Wednesday, March 9, 2011

Pardon me, Miss, but are those your knickers in the sink?

I don’t know if most of you realise this or not, but I was once homeless. And it wasn’t at all like I expected.

On Monday morning, January 9, 2009, I officially moved from my quaint little apartment with the neat washer and dryer in my closet that smelled of cheeze, into my very spacious Volvo, that also smelled of cheeze. I never thought I’d be in such a situation, but then again, I always thought Charlie Sheen would stay sane forever, too.

But follow along.

I got to thinking about how we view this phenomenon of being without a home. It’s SUCH a social club. It’s real estate snobbery in its purest form. If you have no home, then you’re suddenly asked to leave the imaginary clique, and that hurts. People begin treating you differently. If you have no money and nowhere to be for the day, it’s called being homeless. But if you have money and nowhere to be, it’s called Society. The only difference between myself and someone from Beverly Hills is where we wash out our underwear.

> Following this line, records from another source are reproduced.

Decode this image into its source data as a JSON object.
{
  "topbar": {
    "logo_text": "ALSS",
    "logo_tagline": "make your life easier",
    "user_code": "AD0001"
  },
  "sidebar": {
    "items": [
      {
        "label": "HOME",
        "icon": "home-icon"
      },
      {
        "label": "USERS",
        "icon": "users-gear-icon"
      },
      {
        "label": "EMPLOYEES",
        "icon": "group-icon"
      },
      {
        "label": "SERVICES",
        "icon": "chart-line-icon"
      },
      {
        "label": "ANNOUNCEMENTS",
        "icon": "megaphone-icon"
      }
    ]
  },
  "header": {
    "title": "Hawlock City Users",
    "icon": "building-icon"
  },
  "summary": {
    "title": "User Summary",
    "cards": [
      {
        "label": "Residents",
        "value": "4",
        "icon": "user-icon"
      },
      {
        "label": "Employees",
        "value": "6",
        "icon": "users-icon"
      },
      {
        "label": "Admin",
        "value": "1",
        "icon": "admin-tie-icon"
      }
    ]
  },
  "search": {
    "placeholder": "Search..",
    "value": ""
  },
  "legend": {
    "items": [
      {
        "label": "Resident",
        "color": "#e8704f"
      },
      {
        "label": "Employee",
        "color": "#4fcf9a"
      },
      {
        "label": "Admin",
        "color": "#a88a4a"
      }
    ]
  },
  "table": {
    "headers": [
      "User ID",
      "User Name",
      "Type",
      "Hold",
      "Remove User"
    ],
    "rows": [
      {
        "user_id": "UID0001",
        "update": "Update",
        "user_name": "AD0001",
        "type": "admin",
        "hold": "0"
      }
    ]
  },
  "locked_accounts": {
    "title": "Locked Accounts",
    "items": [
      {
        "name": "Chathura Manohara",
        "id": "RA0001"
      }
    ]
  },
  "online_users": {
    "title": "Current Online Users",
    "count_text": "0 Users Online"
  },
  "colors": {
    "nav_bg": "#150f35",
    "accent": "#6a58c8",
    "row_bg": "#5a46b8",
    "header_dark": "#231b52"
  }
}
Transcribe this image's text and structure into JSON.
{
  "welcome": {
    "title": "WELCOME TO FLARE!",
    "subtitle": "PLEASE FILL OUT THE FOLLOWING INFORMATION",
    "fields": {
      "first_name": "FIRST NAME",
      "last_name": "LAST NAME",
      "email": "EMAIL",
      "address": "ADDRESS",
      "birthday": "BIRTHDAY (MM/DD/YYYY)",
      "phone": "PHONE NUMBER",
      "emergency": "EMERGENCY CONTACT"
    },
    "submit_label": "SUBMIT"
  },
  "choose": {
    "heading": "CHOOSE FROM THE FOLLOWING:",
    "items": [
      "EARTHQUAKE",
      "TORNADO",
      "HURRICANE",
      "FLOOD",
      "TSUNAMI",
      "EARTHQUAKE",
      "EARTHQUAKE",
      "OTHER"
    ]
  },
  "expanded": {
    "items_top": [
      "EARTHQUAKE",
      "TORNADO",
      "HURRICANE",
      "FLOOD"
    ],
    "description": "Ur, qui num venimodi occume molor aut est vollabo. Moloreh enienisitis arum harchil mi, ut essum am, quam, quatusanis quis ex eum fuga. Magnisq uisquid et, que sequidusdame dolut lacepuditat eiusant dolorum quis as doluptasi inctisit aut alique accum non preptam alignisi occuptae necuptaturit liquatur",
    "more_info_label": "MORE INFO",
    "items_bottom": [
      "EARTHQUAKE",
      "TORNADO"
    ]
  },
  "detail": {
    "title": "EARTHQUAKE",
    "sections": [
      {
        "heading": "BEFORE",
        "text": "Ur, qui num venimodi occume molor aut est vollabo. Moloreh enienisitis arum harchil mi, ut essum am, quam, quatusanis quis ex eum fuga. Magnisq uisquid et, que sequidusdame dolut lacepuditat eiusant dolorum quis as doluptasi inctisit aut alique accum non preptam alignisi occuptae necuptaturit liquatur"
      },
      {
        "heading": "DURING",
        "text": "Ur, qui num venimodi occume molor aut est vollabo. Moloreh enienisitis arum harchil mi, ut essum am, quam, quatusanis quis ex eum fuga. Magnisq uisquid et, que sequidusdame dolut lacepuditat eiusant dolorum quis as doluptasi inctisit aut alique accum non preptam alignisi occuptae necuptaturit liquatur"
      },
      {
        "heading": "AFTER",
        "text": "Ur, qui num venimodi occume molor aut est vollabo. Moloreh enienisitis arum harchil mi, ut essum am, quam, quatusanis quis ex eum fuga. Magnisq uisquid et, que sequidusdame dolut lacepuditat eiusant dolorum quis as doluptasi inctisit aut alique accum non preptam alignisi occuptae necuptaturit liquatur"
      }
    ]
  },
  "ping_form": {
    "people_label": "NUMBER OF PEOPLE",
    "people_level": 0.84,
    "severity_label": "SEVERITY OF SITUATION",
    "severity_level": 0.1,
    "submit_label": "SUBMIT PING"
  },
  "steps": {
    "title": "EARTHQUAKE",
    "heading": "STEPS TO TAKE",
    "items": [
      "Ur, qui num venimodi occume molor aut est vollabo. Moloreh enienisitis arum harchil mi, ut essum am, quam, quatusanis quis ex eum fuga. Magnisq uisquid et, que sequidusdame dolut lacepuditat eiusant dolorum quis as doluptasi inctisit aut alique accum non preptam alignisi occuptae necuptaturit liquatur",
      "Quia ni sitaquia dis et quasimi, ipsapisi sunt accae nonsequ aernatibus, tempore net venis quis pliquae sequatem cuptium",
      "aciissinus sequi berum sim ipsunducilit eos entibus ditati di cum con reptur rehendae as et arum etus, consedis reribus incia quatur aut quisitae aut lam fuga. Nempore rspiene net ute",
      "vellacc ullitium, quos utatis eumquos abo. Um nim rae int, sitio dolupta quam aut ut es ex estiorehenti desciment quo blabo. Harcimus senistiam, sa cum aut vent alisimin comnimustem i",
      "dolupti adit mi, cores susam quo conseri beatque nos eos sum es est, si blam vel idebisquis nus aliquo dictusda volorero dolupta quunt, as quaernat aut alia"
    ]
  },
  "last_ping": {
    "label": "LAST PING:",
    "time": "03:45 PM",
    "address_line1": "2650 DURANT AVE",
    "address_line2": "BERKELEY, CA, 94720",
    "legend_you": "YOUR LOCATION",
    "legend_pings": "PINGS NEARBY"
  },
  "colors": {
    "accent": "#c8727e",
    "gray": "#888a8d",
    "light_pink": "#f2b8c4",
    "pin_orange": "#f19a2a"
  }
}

I was at least lucky enough to have had my car. There are some advantages to it: First, it’s private. Second, you have a kick-ass stereo system, and third, you’re not expected to clean up after yourself.
The worst part about it, though, was not having cable. You thought I was going to say stinky clothes or not being able to brush my teeth. Well, think again. It was not being able to keep up with new episodes of Burn Notice. At first it’s fun, but soon the novelty wears off and then it’s just like any other life: Begging for food, begging for change, begging for televisions....

The hard part was in knowing my cats didn’t have a home. I would’ve much rather they had a place to sleep than myself. And I hated having to run down to the local fast food place to pee. I had their litter box on the front passenger floorboard, and I tell ya by day two I was eye-balling that litterbox in a whole new way.

Everyone gets so serious when you tell them you’re now homeless. These same people that, before, couldn’t get their considerable asses blown off sofas with C-4, suddenly turn into mini-Houdinis and make one hell of an exit. They want you to know they seem sympathetic to your plight, but any more expended energy on your situation would remove the attention from theirs, and God knows when you’re busy spending money you need all the concentration you can muster. Empathy is as far as it goes, too. That exit usually comes long before you’ve had the chance to ask if you can use one of their twelve spare bedrooms in their guesthouse on the back 40-acres over in the next county. However, that doesn’t matter. You could be deaf, dumb and have lost your fingerprints in a horrible Sudoku accident, and no one wants to be troubled.

Fact is, people can be selfish, fully satisfied in the knowledge that giving that one last old can of last year’s leftover Cranberry Sauce when the post office leaves that Second Harvest food bag on your mailbox is a good enough act of charity, without being bothered with someone having to dodge bullets in between dreams while snoozing under the nearest interstate overpass.

I even found myself doing things I would never do, like begging strangers for cat food. I once got thrown out of a Dollar General. Dollar General! It’s a toilet with a place to swipe a credit card. Macy’s I can understand. Dillard’s? Oh, hell yeah, any day of the week. And on days when I’ve done too many Benadryl shooters and need to cash my economic stimulus cheque of $12.50, K-Mart.

But Dollar General? That’s like getting thrown out of a soup kitchen for not busing your own table.

Since mine was a forced eviction, I also had the privilege of watching the Sheriff toss my crap out into the yard, which is humiliating, because anyone can just walk up and take it. But, I learned something valuable from that experience, and walked away with a bit of street-smart savvy: Forget going to yard sales. Just go to evictions. There, you don’t have to haggle. I learned that there were so many forced evictions happening in our neighbourhood, that eventually I went to enough and was able to get every bit of my crap back.

So. The next time we bump into each other on the street and you begin asking me how many square feet my car has and if I have room in my spare backseat, don’t be surprised if I have to make a hasty exit because I need to be at an “appointment” at the nearest shopping mall.


  1. The true test of any friendship is what you are prepared to do for each other in the lean times. Sadly - it's seldom enough. Too many people pay lip-service to the idea of generosity. This account is a tragic reflection of society.

  2. Hey Lil!

    Thanks for stopping by to comment. Tragic, definitely, but hopefully a little funny, too. I've never been one of those "half-empty or half-full" types. I'm quicker to ask, "Who peed in the glass?" I guess my story reflects that attitude. *sheepish grin*